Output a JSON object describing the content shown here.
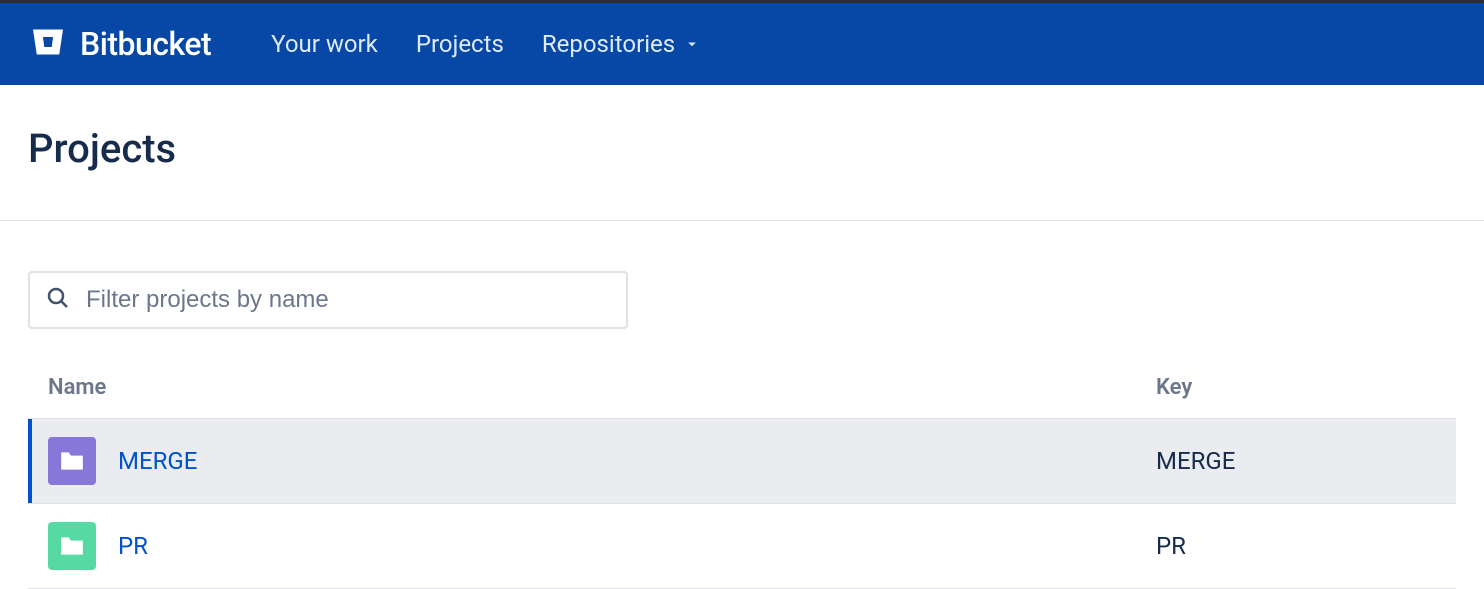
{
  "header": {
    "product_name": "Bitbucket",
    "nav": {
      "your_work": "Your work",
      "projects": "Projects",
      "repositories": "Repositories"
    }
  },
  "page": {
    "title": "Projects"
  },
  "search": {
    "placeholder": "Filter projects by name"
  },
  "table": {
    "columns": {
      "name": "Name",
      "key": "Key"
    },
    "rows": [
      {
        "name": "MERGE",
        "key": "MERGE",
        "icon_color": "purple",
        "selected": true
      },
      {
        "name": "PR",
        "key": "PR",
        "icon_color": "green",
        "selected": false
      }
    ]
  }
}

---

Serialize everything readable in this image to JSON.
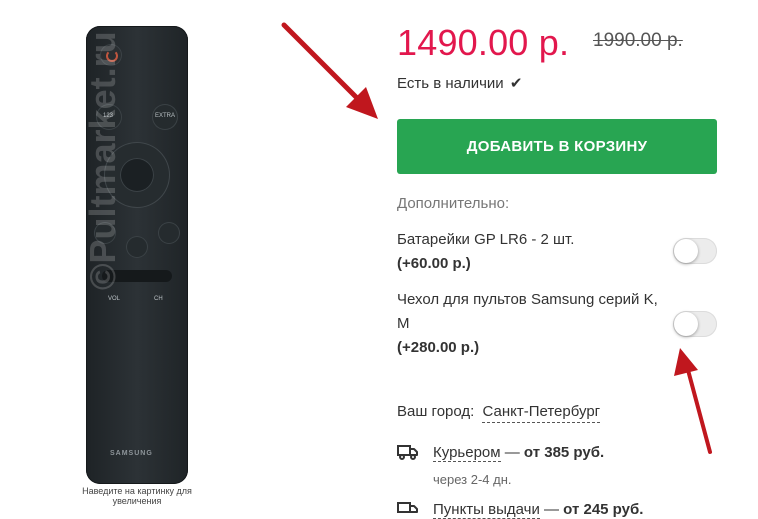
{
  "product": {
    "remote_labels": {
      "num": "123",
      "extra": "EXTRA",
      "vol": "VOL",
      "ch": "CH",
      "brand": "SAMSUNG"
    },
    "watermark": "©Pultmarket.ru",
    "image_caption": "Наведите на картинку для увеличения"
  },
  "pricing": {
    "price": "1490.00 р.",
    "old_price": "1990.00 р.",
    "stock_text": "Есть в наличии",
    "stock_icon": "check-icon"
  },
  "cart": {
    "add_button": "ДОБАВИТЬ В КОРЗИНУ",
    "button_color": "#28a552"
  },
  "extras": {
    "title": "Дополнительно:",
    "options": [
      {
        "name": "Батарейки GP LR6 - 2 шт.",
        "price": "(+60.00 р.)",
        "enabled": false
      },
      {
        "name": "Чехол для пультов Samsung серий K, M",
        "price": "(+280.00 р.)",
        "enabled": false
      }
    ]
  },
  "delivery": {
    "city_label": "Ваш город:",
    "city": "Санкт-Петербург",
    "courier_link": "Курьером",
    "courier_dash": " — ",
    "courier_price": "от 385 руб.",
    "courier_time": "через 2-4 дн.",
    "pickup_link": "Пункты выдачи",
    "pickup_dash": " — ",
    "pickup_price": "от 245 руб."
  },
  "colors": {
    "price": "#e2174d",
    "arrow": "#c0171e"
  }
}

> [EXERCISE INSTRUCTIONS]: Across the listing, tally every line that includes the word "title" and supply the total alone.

> [ANSWER SECTION]: 2